hanc animam, where et decern is superfluous. The strange state 
of mind indicated by these phenomena has its parallel in modern 
times also as the following clipping from the memorial column of 
a recent newspaper shows : 

God alone knows how we miss thee 
In our home, O daughter and sister dear, 
How for thee our hearts are yearning, 
How we long thy praise to hear. 

By her Mother and Sisters. 

To throw light on the method of such compositions a few com- 
ments and parallels are added. Their number could be greatly 
increased by a careful reading of Buecheler's Carmina Epi- 
graphica or even by a perusal of the pages of Lier and Tolman. 1 
Line 3. Hie ego nunc iaceo : B(uecheler) 373, 3, hie ego nunc 
iac(eo) ; ib. 389, 3, hie ego secure iaceo ; 399, Florus ego hie 
iaceo; ib. 496, hie iaceo infelix; cf. Ovid, Trist. iii, 1, 73, hie ego 
qui iaceo. 

'B. Lier, Topica carminum sepulcralium Latinorum, in Philologus, 1903, 
pp. 445 and 563 ; ib. 1904, p. 54. J. A. Tolman, A Study of the Sepulchral 
Inscriptions in Buecheler's Carmina Epigraphica Latina. Chicago, 1910. 



LATIN INSCRIPTIONS. 187 

Line 4. sub tegmine terrae: Verg. Eel. i, 1, sub tegmine 
fagi; cf. B. 400, 6, at quamvis te terra tegat, and n. 48 above 
(at end). 

Line 5-6. Peragens . . . annum : B. 588, 3, ter senis misero et 
quattuor paene peractis annis. 

Line 7. Indigne: B. 1007, 2, indigne raptus; ib. 619, hostibus 
indigne saeva n[unc morte peremptus] dune cupit infelix flammas 
[inferre]. 

Line 9. Calce et manibus: Plaut. Poen. 819, incursat pugnis, 
calcibus ; Cic. Verr. iii, 56, cum pugnis et calcibus concisus esset. 

Line 10. Protrusus in has tenebras : Phaed. V, 7, 39, capite 
est protrusus foras ; Stat. Theb. ii, 25, has . . . tenebras (in the 
same sense). 

Line 11-12. Hoc opto: compare VI, 36467, opto ei, ut cum | 
dolore corporis | longo tempore vivat | et cum mortuus fue|rit 
inferi eum non | recipiant. The awlul nature of the curse reminds 
one of the defixiones. The same construction is seen in B. 
1 191, 9, optamus dulce quiesc[ant]. Parallels for the colloquial 
malts exemplis cruciatus abound in Plautus and elsewhere. 
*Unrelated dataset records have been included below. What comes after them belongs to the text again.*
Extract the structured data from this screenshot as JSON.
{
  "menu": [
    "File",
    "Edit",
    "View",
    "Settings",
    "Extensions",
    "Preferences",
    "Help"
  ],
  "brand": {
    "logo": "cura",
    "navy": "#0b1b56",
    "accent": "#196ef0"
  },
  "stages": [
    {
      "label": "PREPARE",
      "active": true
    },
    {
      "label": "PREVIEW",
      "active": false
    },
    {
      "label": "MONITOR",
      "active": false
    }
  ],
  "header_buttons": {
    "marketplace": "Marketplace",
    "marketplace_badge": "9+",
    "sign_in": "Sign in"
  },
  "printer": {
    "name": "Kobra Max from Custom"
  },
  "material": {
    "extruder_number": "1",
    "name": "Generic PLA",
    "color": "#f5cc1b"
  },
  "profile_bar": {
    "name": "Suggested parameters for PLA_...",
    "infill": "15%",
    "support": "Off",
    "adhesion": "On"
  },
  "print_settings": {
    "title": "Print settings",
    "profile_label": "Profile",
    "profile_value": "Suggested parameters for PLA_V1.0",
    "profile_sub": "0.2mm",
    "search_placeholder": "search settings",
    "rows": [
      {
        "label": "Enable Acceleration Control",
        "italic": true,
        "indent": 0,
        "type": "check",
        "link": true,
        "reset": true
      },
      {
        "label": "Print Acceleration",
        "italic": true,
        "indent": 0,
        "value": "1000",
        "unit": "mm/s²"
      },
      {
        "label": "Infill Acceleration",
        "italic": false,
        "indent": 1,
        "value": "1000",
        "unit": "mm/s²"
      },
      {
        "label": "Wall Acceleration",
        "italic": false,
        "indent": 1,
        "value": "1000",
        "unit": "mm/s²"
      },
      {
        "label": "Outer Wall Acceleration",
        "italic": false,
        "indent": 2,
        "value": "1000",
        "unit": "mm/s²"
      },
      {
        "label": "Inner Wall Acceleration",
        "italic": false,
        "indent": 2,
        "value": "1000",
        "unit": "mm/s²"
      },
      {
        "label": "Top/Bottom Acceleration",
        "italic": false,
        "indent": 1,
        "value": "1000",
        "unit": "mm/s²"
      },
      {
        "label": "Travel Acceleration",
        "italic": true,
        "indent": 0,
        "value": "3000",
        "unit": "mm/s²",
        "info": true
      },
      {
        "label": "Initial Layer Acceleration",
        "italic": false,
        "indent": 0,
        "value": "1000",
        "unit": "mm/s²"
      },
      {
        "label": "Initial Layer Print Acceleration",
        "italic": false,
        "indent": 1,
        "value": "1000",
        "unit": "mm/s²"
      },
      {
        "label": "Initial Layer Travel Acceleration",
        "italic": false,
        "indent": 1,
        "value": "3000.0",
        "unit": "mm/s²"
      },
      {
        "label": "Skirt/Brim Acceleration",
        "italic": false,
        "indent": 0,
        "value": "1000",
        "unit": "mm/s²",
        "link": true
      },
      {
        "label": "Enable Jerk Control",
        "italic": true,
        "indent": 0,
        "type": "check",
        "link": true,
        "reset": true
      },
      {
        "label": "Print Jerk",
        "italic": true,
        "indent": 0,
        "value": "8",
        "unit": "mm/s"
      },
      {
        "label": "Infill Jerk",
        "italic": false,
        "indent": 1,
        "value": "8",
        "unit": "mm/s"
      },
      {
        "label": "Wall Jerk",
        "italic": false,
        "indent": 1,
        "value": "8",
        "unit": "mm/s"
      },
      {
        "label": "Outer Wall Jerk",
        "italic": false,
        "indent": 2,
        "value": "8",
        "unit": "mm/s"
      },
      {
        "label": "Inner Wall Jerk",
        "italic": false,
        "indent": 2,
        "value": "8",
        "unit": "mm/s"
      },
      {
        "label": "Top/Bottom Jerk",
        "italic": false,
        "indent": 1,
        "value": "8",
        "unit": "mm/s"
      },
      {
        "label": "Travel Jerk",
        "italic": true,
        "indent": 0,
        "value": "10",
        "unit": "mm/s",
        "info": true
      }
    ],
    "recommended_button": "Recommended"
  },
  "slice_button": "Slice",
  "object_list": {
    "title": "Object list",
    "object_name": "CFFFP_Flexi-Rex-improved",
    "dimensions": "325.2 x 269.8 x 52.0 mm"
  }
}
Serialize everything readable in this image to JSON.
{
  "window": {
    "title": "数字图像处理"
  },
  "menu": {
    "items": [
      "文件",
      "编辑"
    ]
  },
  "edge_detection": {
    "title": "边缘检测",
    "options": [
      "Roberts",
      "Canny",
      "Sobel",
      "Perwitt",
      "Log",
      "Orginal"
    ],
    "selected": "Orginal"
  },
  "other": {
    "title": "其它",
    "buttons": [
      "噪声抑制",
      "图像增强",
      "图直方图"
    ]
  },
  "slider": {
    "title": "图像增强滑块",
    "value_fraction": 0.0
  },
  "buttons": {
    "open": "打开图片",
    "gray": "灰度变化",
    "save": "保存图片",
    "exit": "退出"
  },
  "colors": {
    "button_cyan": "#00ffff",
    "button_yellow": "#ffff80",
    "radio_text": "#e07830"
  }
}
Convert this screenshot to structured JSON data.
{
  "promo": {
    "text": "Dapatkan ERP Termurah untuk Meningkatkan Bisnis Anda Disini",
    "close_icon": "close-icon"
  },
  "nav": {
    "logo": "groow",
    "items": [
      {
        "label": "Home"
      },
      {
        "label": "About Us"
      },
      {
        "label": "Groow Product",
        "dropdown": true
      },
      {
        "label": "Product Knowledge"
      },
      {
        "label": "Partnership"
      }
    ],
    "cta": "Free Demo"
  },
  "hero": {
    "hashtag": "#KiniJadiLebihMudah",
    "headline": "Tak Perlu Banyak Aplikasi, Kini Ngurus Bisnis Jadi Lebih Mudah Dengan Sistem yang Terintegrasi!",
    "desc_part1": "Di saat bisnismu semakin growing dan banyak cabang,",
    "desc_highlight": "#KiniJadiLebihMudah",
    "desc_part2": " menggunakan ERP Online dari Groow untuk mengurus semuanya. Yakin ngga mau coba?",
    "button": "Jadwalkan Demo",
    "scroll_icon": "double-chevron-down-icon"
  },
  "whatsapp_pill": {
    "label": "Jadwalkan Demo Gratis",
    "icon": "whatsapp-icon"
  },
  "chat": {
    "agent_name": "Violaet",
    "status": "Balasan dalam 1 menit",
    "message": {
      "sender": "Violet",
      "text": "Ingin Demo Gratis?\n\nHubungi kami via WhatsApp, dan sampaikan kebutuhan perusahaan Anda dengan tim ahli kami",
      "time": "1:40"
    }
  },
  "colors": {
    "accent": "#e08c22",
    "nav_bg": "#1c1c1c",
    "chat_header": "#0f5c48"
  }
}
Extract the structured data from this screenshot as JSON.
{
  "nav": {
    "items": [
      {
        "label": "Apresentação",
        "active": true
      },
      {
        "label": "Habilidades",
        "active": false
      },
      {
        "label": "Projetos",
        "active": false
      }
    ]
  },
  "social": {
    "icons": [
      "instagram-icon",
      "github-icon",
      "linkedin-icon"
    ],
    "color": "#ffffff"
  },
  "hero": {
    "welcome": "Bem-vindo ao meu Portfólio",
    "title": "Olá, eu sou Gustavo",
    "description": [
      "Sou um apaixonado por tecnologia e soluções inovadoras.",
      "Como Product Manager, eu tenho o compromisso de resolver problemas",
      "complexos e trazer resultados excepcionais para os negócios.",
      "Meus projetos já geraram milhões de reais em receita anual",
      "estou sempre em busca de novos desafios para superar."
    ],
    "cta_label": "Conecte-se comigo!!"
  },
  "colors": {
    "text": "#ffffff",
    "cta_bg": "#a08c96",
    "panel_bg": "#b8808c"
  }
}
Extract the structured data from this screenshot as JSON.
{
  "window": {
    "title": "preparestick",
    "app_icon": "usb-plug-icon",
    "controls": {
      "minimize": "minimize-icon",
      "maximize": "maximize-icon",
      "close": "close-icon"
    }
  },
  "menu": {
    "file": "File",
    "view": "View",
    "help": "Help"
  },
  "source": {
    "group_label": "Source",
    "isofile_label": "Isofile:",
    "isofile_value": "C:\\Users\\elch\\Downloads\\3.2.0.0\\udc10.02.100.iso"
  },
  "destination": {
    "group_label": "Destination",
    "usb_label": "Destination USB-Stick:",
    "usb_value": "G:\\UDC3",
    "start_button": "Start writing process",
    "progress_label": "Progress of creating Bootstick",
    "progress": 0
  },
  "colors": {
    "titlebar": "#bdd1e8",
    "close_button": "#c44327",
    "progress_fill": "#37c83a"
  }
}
Line 14. Privasti (Jumine): Macrob. Ill, 9, 10, lumine supero 
privetis; B. 445, 5, hanc annus x privavit munere lucis ; ib. 651, 
pribatus luci ; ib. 516, 7, luce privata; ib. 398, 2, caruit luce; 
ib. 514, 2, fraudatus luce. For other similar expressions, see 
Tolman, I. c, p. 41. With lumen videre compare B. 392, cernere 
lucem ; ib. 474, 8, luce(m) videre. 

Line 16. Defensus iniqae; Iuv. x, 85, male defensus. 

The rest of the sepulchral inscriptions will form the basis of 
the next paper. 

Harry Langford Wilson. 

Johns Hopkins University,